Despite the great promise of AI, we maintain that unless philosophers theorize about and help develop philosophy-specific AI, it is likely that AI will not be as philosophically useful.
Let us make this concrete with a specific philosophical tool: Systematizing. A Systematizing tool would encode philosophical propositions and relations between them, such as support, conditional likelihood, or entailment. Philosophers may need to work with computer scientists to formulate the propositions and score the relations that the Systematizing tool generates, as well as learn how to use the system in a way that produces the most philosophically valuable relations. It is likely that Systematizing tools and software will be designed with commercial purposes in mind and so they will not immediately port over to philosophical use cases.
Extending this, we can imagine a human-AI hybrid version of this tool that takes submissions in a manner that journals do, but instead of submitting a paper, philosophers would submit its core content: perhaps a set of propositions, the relations between them, and the relevant logic or set of inference rules. The ideal construction of this tool clearly needs to be thought through. If it were done well, it could power a revolutionary Reasoning system.

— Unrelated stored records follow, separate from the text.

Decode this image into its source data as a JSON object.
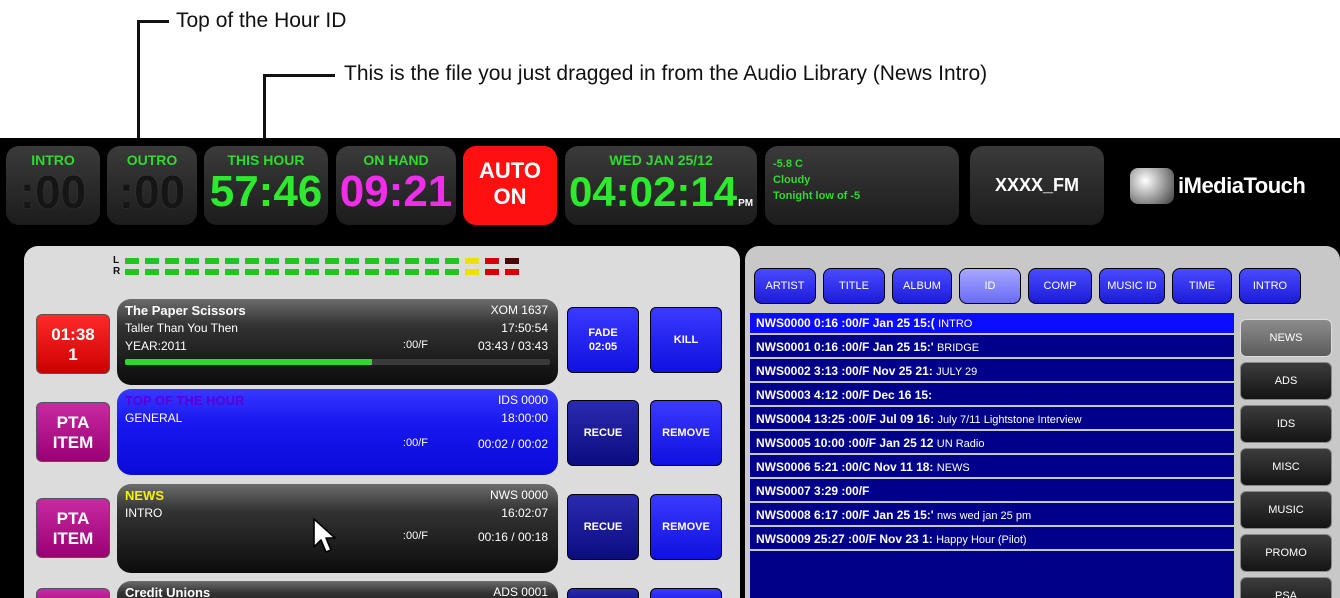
{
  "annotations": {
    "callout1": "Top of the Hour ID",
    "callout2": "This is the file you just dragged in from the Audio Library (News Intro)"
  },
  "topbar": {
    "intro": {
      "label": "INTRO",
      "value": ":00"
    },
    "outro": {
      "label": "OUTRO",
      "value": ":00"
    },
    "this_hour": {
      "label": "THIS HOUR",
      "value": "57:46"
    },
    "on_hand": {
      "label": "ON HAND",
      "value": "09:21"
    },
    "auto": {
      "line1": "AUTO",
      "line2": "ON"
    },
    "clock": {
      "date": "WED JAN 25/12",
      "time": "04:02:14",
      "ampm": "PM"
    },
    "weather": {
      "temp": "-5.8 C",
      "condition": "Cloudy",
      "forecast": "Tonight low of -5"
    },
    "station": "XXXX_FM",
    "brand": "iMediaTouch"
  },
  "vu": {
    "left_label": "L",
    "right_label": "R"
  },
  "playlist": [
    {
      "time_line1": "01:38",
      "time_line2": "1",
      "title": "The Paper Scissors",
      "code": "XOM 1637",
      "subtitle": "Taller Than You Then",
      "start": "17:50:54",
      "year": "YEAR:2011",
      "marker": ":00/F",
      "duration": "03:43 / 03:43",
      "progress": 0.58,
      "btn1_line1": "FADE",
      "btn1_line2": "02:05",
      "btn2": "KILL"
    },
    {
      "time_line1": "PTA",
      "time_line2": "ITEM",
      "title": "TOP OF THE HOUR",
      "code": "IDS 0000",
      "subtitle": "GENERAL",
      "start": "18:00:00",
      "marker": ":00/F",
      "duration": "00:02 / 00:02",
      "btn1": "RECUE",
      "btn2": "REMOVE"
    },
    {
      "time_line1": "PTA",
      "time_line2": "ITEM",
      "title": "NEWS",
      "code": "NWS 0000",
      "subtitle": "INTRO",
      "start": "16:02:07",
      "marker": ":00/F",
      "duration": "00:16 / 00:18",
      "btn1": "RECUE",
      "btn2": "REMOVE"
    },
    {
      "title": "Credit Unions",
      "code": "ADS 0001"
    }
  ],
  "library": {
    "tabs": [
      "ARTIST",
      "TITLE",
      "ALBUM",
      "ID",
      "COMP",
      "MUSIC ID",
      "TIME",
      "INTRO"
    ],
    "active_tab": "ID",
    "rows": [
      {
        "main": "NWS0000 0:16 :00/F  Jan 25 15:(",
        "desc": "INTRO"
      },
      {
        "main": "NWS0001 0:16 :00/F  Jan 25 15:'",
        "desc": "BRIDGE"
      },
      {
        "main": "NWS0002 3:13 :00/F  Nov 25 21:",
        "desc": "JULY 29"
      },
      {
        "main": "NWS0003 4:12 :00/F  Dec 16 15:",
        "desc": ""
      },
      {
        "main": "NWS0004 13:25 :00/F  Jul 09 16:",
        "desc": "July 7/11 Lightstone Interview"
      },
      {
        "main": "NWS0005 10:00 :00/F  Jan 25 12",
        "desc": "UN Radio"
      },
      {
        "main": "NWS0006 5:21 :00/C  Nov 11 18:",
        "desc": "NEWS"
      },
      {
        "main": "NWS0007 3:29 :00/F",
        "desc": ""
      },
      {
        "main": "NWS0008 6:17 :00/F  Jan 25 15:'",
        "desc": "nws wed jan 25 pm"
      },
      {
        "main": "NWS0009 25:27 :00/F  Nov 23 1:",
        "desc": "Happy Hour (Pilot)"
      }
    ],
    "categories": [
      "NEWS",
      "ADS",
      "IDS",
      "MISC",
      "MUSIC",
      "PROMO",
      "PSA"
    ],
    "active_category": "NEWS"
  }
}
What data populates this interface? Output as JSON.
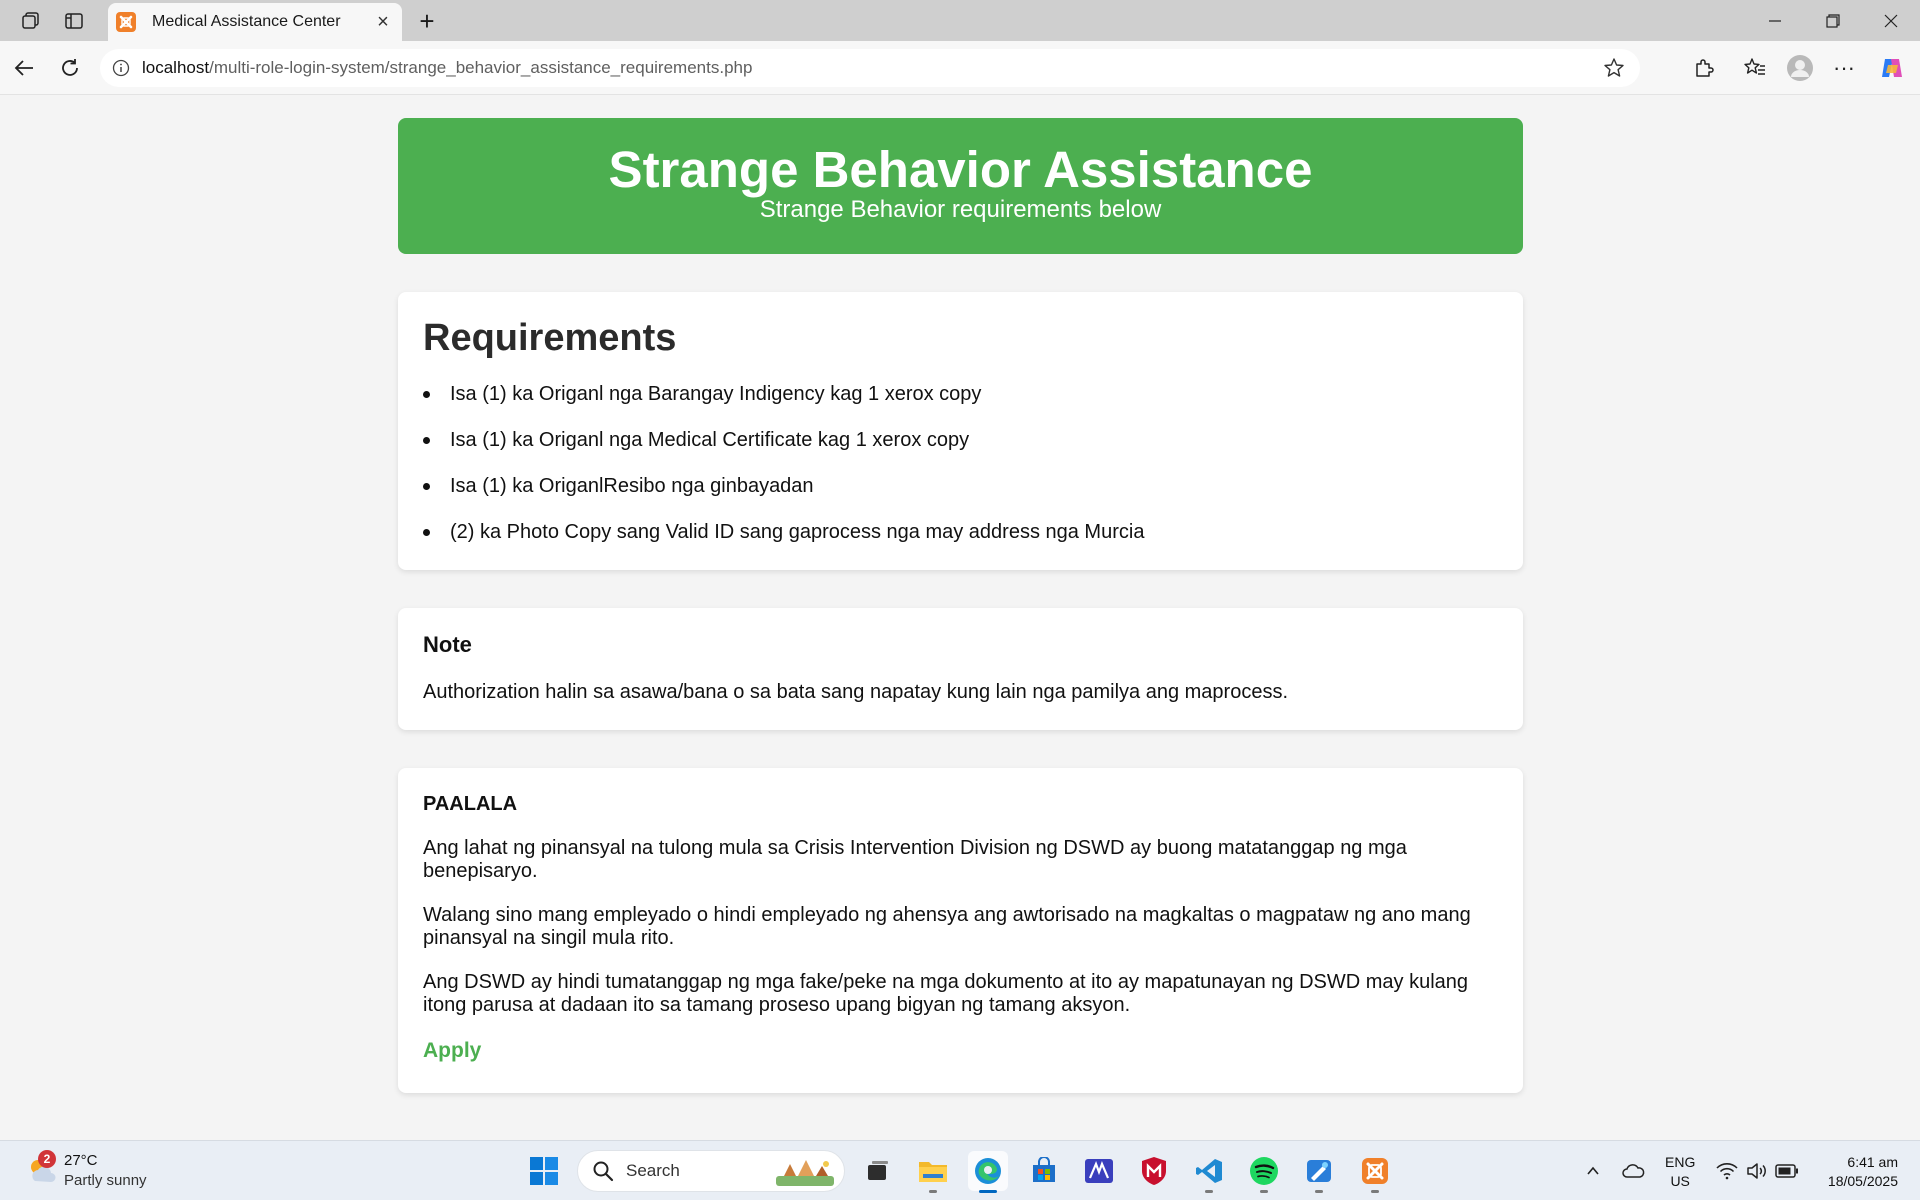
{
  "browser": {
    "tab_title": "Medical Assistance Center",
    "url_host": "localhost",
    "url_path": "/multi-role-login-system/strange_behavior_assistance_requirements.php"
  },
  "header": {
    "title": "Strange Behavior Assistance",
    "subtitle": "Strange Behavior requirements below"
  },
  "requirements": {
    "heading": "Requirements",
    "items": [
      "Isa (1) ka Origanl nga Barangay Indigency kag 1 xerox copy",
      "Isa (1) ka Origanl nga Medical Certificate kag 1 xerox copy",
      "Isa (1) ka OriganlResibo nga ginbayadan",
      "(2) ka Photo Copy sang Valid ID sang gaprocess nga may address nga Murcia"
    ]
  },
  "note": {
    "heading": "Note",
    "text": "Authorization halin sa asawa/bana o sa bata sang napatay kung lain nga pamilya ang maprocess."
  },
  "paalala": {
    "heading": "PAALALA",
    "paragraphs": [
      "Ang lahat ng pinansyal na tulong mula sa Crisis Intervention Division ng DSWD ay buong matatanggap ng mga benepisaryo.",
      "Walang sino mang empleyado o hindi empleyado ng ahensya ang awtorisado na magkaltas o magpataw ng ano mang pinansyal na singil mula rito.",
      "Ang DSWD ay hindi tumatanggap ng mga fake/peke na mga dokumento at ito ay mapatunayan ng DSWD may kulang itong parusa at dadaan ito sa tamang proseso upang bigyan ng tamang aksyon."
    ],
    "apply_label": "Apply"
  },
  "taskbar": {
    "weather_badge": "2",
    "weather_temp": "27°C",
    "weather_condition": "Partly sunny",
    "search_label": "Search",
    "lang_top": "ENG",
    "lang_bottom": "US",
    "time": "6:41 am",
    "date": "18/05/2025"
  },
  "colors": {
    "accent_green": "#4caf50",
    "page_background": "#f4f4f4"
  }
}
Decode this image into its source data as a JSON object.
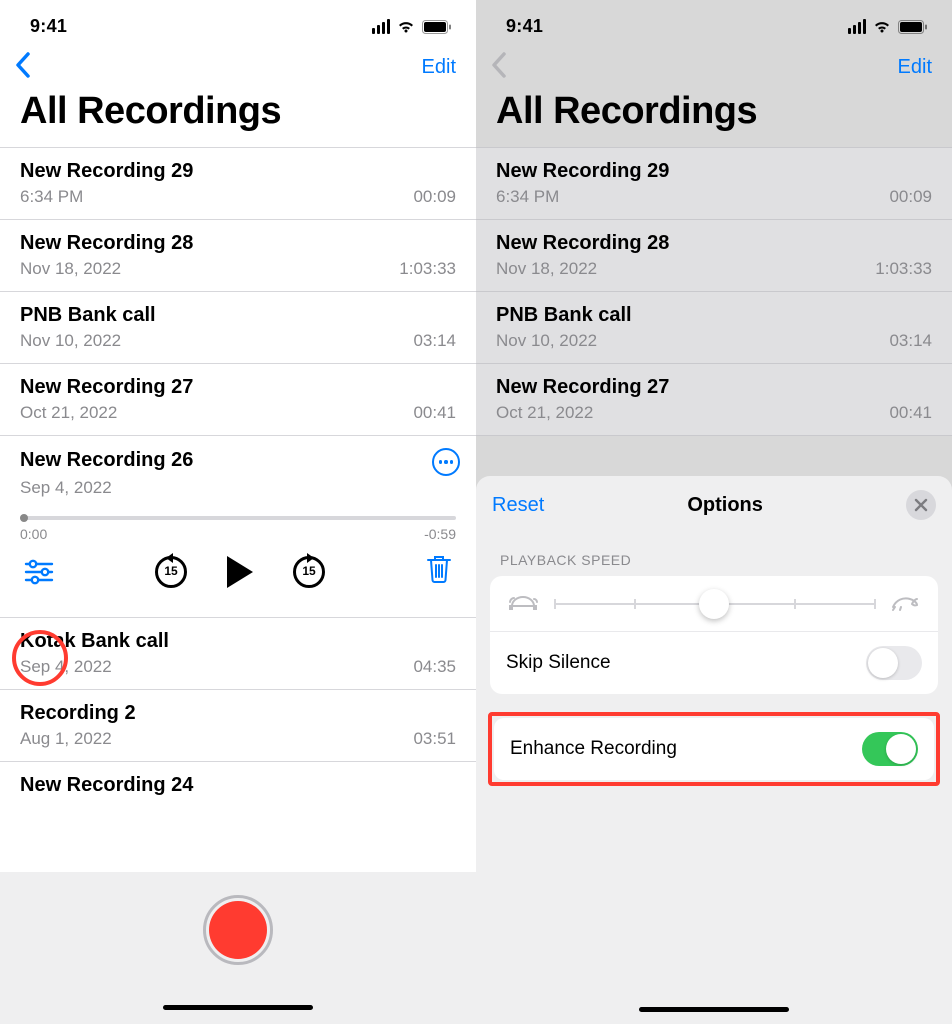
{
  "status": {
    "time": "9:41"
  },
  "nav": {
    "edit": "Edit"
  },
  "title": "All Recordings",
  "recordings": [
    {
      "name": "New Recording 29",
      "date": "6:34 PM",
      "dur": "00:09"
    },
    {
      "name": "New Recording 28",
      "date": "Nov 18, 2022",
      "dur": "1:03:33"
    },
    {
      "name": "PNB Bank call",
      "date": "Nov 10, 2022",
      "dur": "03:14"
    },
    {
      "name": "New Recording 27",
      "date": "Oct 21, 2022",
      "dur": "00:41"
    },
    {
      "name": "New Recording 26",
      "date": "Sep 4, 2022",
      "dur": "00:59"
    },
    {
      "name": "Kotak Bank call",
      "date": "Sep 4, 2022",
      "dur": "04:35"
    },
    {
      "name": "Recording 2",
      "date": "Aug 1, 2022",
      "dur": "03:51"
    },
    {
      "name": "New Recording 24",
      "date": "",
      "dur": ""
    }
  ],
  "player": {
    "elapsed": "0:00",
    "remaining": "-0:59",
    "skip": "15"
  },
  "options": {
    "reset": "Reset",
    "title": "Options",
    "playback_speed_label": "PLAYBACK SPEED",
    "skip_silence": "Skip Silence",
    "enhance_recording": "Enhance Recording"
  }
}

However the AI revolution turns out, philosophical inquiry will be radically different in the future. But the details and epistemic values can be shaped by contributions now. We’re happy to see some of this work, and we hope to see more in the future.